Now that you are aware of the R-value range suggested for the attic insulation in your California home and you also know the significance of successful insulation of the top of your home, you may be wondering what to do next. How can you determine the exact R-value of the attic insulation you should use? Which type of insulation should be put in? A specialist in local insulation like Attic Wizard can help in this situation.
It’s a wise idea to hire a professional insulation installer to examine your attic because every home is unique. If you already have insulation, they can even figure out its R-value instantly and advise you on what to do to bring it up to code.

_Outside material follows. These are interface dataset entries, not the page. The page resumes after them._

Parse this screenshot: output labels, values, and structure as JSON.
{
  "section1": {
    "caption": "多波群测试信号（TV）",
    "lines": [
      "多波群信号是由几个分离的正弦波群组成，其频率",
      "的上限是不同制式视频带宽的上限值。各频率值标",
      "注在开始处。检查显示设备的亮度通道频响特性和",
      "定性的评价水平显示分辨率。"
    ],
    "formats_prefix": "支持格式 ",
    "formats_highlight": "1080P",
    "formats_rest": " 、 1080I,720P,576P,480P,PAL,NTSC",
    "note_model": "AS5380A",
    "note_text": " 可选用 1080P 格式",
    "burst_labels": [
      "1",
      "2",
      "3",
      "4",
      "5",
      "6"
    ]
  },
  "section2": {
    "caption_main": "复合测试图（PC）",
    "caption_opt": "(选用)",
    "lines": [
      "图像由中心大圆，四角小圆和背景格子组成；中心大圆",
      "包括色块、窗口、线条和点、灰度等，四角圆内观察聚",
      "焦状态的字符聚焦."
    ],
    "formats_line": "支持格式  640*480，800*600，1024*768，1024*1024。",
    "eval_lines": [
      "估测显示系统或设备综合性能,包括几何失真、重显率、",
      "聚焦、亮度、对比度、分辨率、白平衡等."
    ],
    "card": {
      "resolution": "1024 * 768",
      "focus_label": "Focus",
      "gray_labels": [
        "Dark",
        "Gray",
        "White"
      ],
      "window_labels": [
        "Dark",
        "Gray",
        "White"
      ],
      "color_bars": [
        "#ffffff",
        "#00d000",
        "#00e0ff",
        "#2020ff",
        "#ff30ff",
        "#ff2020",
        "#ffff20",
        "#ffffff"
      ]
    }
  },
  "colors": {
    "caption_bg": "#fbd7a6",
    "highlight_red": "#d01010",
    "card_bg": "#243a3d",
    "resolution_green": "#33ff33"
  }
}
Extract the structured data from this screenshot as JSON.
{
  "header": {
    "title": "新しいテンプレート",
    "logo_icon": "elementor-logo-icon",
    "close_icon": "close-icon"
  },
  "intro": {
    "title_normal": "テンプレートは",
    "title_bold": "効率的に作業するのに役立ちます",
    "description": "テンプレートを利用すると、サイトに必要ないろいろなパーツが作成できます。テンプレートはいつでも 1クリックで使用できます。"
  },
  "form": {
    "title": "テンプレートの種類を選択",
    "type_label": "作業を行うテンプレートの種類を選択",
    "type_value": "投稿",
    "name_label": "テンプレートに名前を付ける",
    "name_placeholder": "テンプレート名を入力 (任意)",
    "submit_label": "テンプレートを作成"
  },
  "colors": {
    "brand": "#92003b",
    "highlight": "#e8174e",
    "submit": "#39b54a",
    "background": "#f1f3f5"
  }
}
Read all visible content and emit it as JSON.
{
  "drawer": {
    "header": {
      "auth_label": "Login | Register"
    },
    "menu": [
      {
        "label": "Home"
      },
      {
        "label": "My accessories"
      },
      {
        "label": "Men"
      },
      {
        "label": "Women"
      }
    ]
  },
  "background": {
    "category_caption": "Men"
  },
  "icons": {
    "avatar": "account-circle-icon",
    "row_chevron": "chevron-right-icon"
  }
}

With a pro in control, you can be sure that the proper insulation will be placed and that it will be installed correctly, allowing you to save money on energy bills and keep your home’s heat this winter and away in the coming summer.
What Interior Spaces Should Get Insulated?
Insulate your Los Angeles home starting from the roof and coming to the building’s base to get the most out of your heating and cooling system. Add foil-faced batt insulation or loose-fill insulation to your cathedral ceiling and attic. Put insulation in the home’s external walls. Insulate inside walls as well for improved energy management and sound absorption. However, it’s not compulsory.
Insulate your structural foundation’s interior and the areas under the flooring. If your residence has been erected on a concrete slab, ask the builder to add a vapor barrier while pouring the concrete materials as it is being renovated.
Before insulating your home, make sure you have the proper amount of insulation for the space it will occupy. For instance, two-by-four stud walls cannot be insulated with an R-19 fiberglass blanket. Insulation designed for R-19 is suitable for walls with at least two by six studs.
Fiberglass insulation loses its insulating qualities when it is compressed to suit a space. Also, fiberglass insulation’s power to insulate comes from the air trapped in the woven glass strands, not from the fiber itself.
R-values describe the types of insulation. The insulation’s R-value is based on how well it can withstand heat flow. The bigger the number, the stronger will be the insulation and the greater the barrier to heat flow. For instance, zone 1 must have attic insulation of R30 to R49, zone 2 and zone 3 should have R30 to R60, zone 4 should have R-38 to R-60, and zones 5 through 8 require R49 to R60. The energy efficiency of an aging home can be improved by adding attic insulation.
Local building codes are the real adjudicator of insulation needs, even though federal and, in some circumstances, state regulations for insulation levels are only recommendations. The minimum municipal norms must be met by new construction and renovations, but it’s sometimes a good idea to go over the required levels of insulation.
Aside from the city building authorities, local energy-efficient builders, home energy auditors, and building science specialists are reliable resources for guidance on increasing insulation levels or designing comprehensive thermal envelope mechanisms. Remember that insulation is only one of several factors that describe how efficiently a home uses energy. Professionals in home energy like us may evaluate your complete home remodeling plan and offer suggestions for ways to achieve your objectives while staying within your budget.
These are the details that ideally reflect what should be the proportion of insulation required in California. In case you need more insights, you may visit our website. Attic Wizard supports a holistic approach to the health and energy efficiency of the LA home in general. Not only would our skilled insulation specialists be delighted to insulate your attic, but we’d also be happy to check that your windows and furnaces are working smoothly to keep your home comfortable over the next fall and summer.